The outcome of this fight matters. The taxonomy will set the pace for “sustainable” investment in the EU, and will be studied worldwide, and as such has been hotly contested. An initial recommendation in March 2020 from the Commission’s Technical Expert group (TEG) entailed the effective exclusion of gas and nuclear from the EU taxonomy, leading to both lobbies scaling up their efforts to force their way back in. But the truth is that fossil fuels can never be sustainable, and that – though not as harmful to the climate – nuclear raises major sustainability concerns.
The gas industry has moved heaven and earth to achieve its goals. 776 staff have been employed in 182 gas-related companies and industry groups to lobby the EU. Together they spent between €64.9 and €78.4 million each year, with prominent contributions from oil majors such as Shell, BP Exxon and TotalEnergies (1). Money gets results: namely, an extraordinary 323 meetings with EU officials — more than one meeting every two days (2). This has been buttressed by support from cental and eastern European states, such as Czechia, Hungary and Poland, which are betting on gas to replace their coal fleets.

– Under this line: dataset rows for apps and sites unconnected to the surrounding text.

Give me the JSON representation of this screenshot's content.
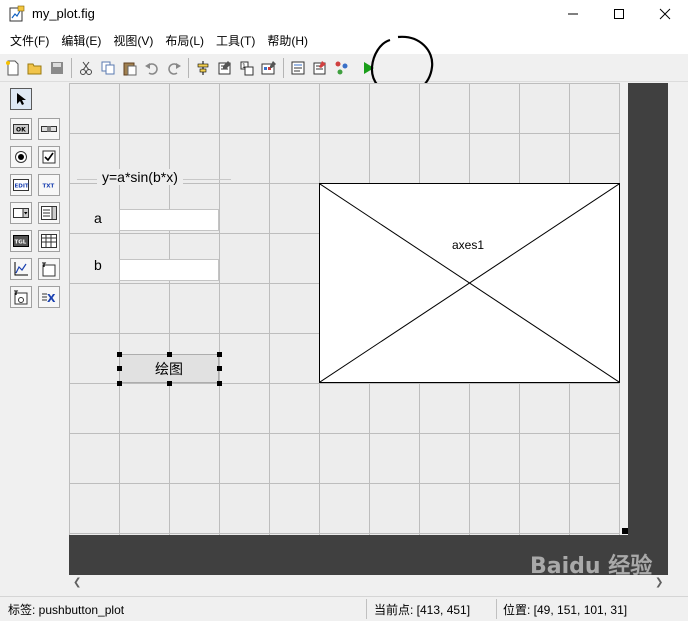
{
  "window": {
    "title": "my_plot.fig"
  },
  "menu": [
    "文件(F)",
    "编辑(E)",
    "视图(V)",
    "布局(L)",
    "工具(T)",
    "帮助(H)"
  ],
  "toolbar": {
    "icons": [
      "new-file-icon",
      "open-folder-icon",
      "save-icon",
      "cut-icon",
      "copy-icon",
      "paste-icon",
      "undo-icon",
      "redo-icon",
      "align-icon",
      "menu-editor-icon",
      "tab-order-icon",
      "toolbar-editor-icon",
      "editor-icon",
      "property-inspector-icon",
      "object-browser-icon",
      "run-icon"
    ]
  },
  "palette": [
    "select-icon",
    "pushbutton-icon",
    "slider-icon",
    "radiobutton-icon",
    "checkbox-icon",
    "edit-text-icon",
    "static-text-icon",
    "popup-menu-icon",
    "listbox-icon",
    "toggle-button-icon",
    "table-icon",
    "axes-icon",
    "panel-icon",
    "button-group-icon",
    "activex-icon"
  ],
  "figure": {
    "panel_title": "y=a*sin(b*x)",
    "label_a": "a",
    "label_b": "b",
    "edit_a_value": "",
    "edit_b_value": "",
    "button_label": "绘图",
    "axes_label": "axes1"
  },
  "status": {
    "tag": "标签: pushbutton_plot",
    "current_point": "当前点:  [413, 451]",
    "position": "位置: [49, 151, 101, 31]"
  },
  "watermark": "Baidu 经验",
  "colors": {
    "run_green": "#1a9e1a",
    "canvas_grid": "#bdbdbd",
    "dark_border": "#404040"
  }
}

To persuade their targets, gas lobbyists emphasize its supposed ‘transition’ fuel status (3). But in truth, gas can emit as much greenhouse gas (GHG) as coal and recently became the biggest GHG emitter in the EU power sector. Moreover, global gas production must be drastically reduced to limit global warming to 1.5°C and European infrastructures and plants are already overbuilt to respect this objective.
While the gas lobby deployed a veritable armada in pursuit of its goal, the nuclear industry and its backers – weighing in smaller at €7.9m annually, with 119 staff from 27 organizations – pursued a much more surgical approach. For one, the frequency of meetings between EU Commissioners and nuclear lobbyists more than doubled after its initial exclusion by the TEG (4). The report also unveils the role played by ‘astroturfed’ groups set up to mimic civil society groups, as well as by nuclear industry’s experts, whose influence reaches into the EU Commission’s very own Joint Research Committee (JRC).
Like its gas counterpart, the industry has amply benefited from state backing, with nuclear-dependent France leading a coalition of seven states vociferously advocating for its inclusion. It is worth noting that the French government teamed up with notorious gas advocates to protect nuclear, while simultaneously opening the door to gas inclusion in a move that looks a lot like a “nuclear for gas” deal. French state-owned EDF was the biggest individual nuclear lobbyist, spending over €2m per year on EU lobbying.
Nuclear advocates seek to depict it as environmentally friendly (5), emphasizing its role as a ‘decarbonized’ power source. Yet as the report argues, nuclear fails the ‘Do No Significant Harm’ (DNSH) principle at the heart of the taxonomy, given the various environmental risks it poses, as recognized by various experts groups.
Life or Death Moment for the Sustainable Taxonomy